Exercise objective: Return every line of the data below word for word, including the punctuation.

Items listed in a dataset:
###
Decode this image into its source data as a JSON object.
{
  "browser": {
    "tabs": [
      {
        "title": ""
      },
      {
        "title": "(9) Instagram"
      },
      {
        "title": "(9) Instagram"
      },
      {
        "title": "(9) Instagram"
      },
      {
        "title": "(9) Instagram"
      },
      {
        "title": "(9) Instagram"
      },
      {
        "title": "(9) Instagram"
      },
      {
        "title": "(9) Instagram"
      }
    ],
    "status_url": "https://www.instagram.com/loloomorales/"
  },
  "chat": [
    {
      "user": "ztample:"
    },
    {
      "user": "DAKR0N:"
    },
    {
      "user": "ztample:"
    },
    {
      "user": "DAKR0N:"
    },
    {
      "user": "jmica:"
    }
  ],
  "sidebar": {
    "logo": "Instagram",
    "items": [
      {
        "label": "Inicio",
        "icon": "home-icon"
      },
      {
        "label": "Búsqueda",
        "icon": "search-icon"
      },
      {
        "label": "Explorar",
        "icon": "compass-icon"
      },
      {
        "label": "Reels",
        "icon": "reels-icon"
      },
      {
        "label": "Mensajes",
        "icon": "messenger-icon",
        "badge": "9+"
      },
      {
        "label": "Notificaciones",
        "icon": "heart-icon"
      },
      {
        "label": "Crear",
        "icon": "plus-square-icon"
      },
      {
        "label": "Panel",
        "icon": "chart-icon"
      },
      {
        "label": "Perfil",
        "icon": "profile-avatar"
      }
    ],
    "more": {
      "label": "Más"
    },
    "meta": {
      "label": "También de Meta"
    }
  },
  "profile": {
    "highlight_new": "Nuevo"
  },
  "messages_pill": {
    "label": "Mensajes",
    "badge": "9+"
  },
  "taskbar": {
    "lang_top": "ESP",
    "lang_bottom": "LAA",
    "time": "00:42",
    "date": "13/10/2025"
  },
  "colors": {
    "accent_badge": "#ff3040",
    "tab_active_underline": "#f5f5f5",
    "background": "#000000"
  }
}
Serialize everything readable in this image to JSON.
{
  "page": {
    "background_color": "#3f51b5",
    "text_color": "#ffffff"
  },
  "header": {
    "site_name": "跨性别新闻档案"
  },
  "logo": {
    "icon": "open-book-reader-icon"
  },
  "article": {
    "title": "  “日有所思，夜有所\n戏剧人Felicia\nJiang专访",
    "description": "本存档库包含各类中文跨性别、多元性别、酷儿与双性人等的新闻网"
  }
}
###
Exercise output:
Decode this image into its source data as a JSON object.
{
  "browser": {
    "tabs": [
      {
        "title": ""
      },
      {
        "title": "(9) Instagram"
      },
      {
        "title": "(9) Instagram"
      },
      {
        "title": "(9) Instagram"
      },
      {
        "title": "(9) Instagram"
      },
      {
        "title": "(9) Instagram"
      },
      {
        "title": "(9) Instagram"
      },
      {
        "title": "(9) Instagram"
      }
    ],
    "status_url": "https://www.instagram.com/loloomorales/"
  },
  "chat": [
    {
      "user": "ztample:"
    },
    {
      "user": "DAKR0N:"
    },
    {
      "user": "ztample:"
    },
    {
      "user": "DAKR0N:"
    },
    {
      "user": "jmica:"
    }
  ],
  "sidebar": {
    "logo": "Instagram",
    "items": [
      {
        "label": "Inicio",
        "icon": "home-icon"
      },
      {
        "label": "Búsqueda",
        "icon": "search-icon"
      },
      {
        "label": "Explorar",
        "icon": "compass-icon"
      },
      {
        "label": "Reels",
        "icon": "reels-icon"
      },
      {
        "label": "Mensajes",
        "icon": "messenger-icon",
        "badge": "9+"
      },
      {
        "label": "Notificaciones",
        "icon": "heart-icon"
      },
      {
        "label": "Crear",
        "icon": "plus-square-icon"
      },
      {
        "label": "Panel",
        "icon": "chart-icon"
      },
      {
        "label": "Perfil",
        "icon": "profile-avatar"
      }
    ],
    "more": {
      "label": "Más"
    },
    "meta": {
      "label": "También de Meta"
    }
  },
  "profile": {
    "highlight_new": "Nuevo"
  },
  "messages_pill": {
    "label": "Mensajes",
    "badge": "9+"
  },
  "taskbar": {
    "lang_top": "ESP",
    "lang_bottom": "LAA",
    "time": "00:42",
    "date": "13/10/2025"
  },
  "colors": {
    "accent_badge": "#ff3040",
    "tab_active_underline": "#f5f5f5",
    "background": "#000000"
  }
}
Serialize everything readable in this image to JSON.
{
  "page": {
    "background_color": "#3f51b5",
    "text_color": "#ffffff"
  },
  "header": {
    "site_name": "跨性别新闻档案"
  },
  "logo": {
    "icon": "open-book-reader-icon"
  },
  "article": {
    "title": "  “日有所思，夜有所\n戏剧人Felicia\nJiang专访",
    "description": "本存档库包含各类中文跨性别、多元性别、酷儿与双性人等的新闻网"
  }
}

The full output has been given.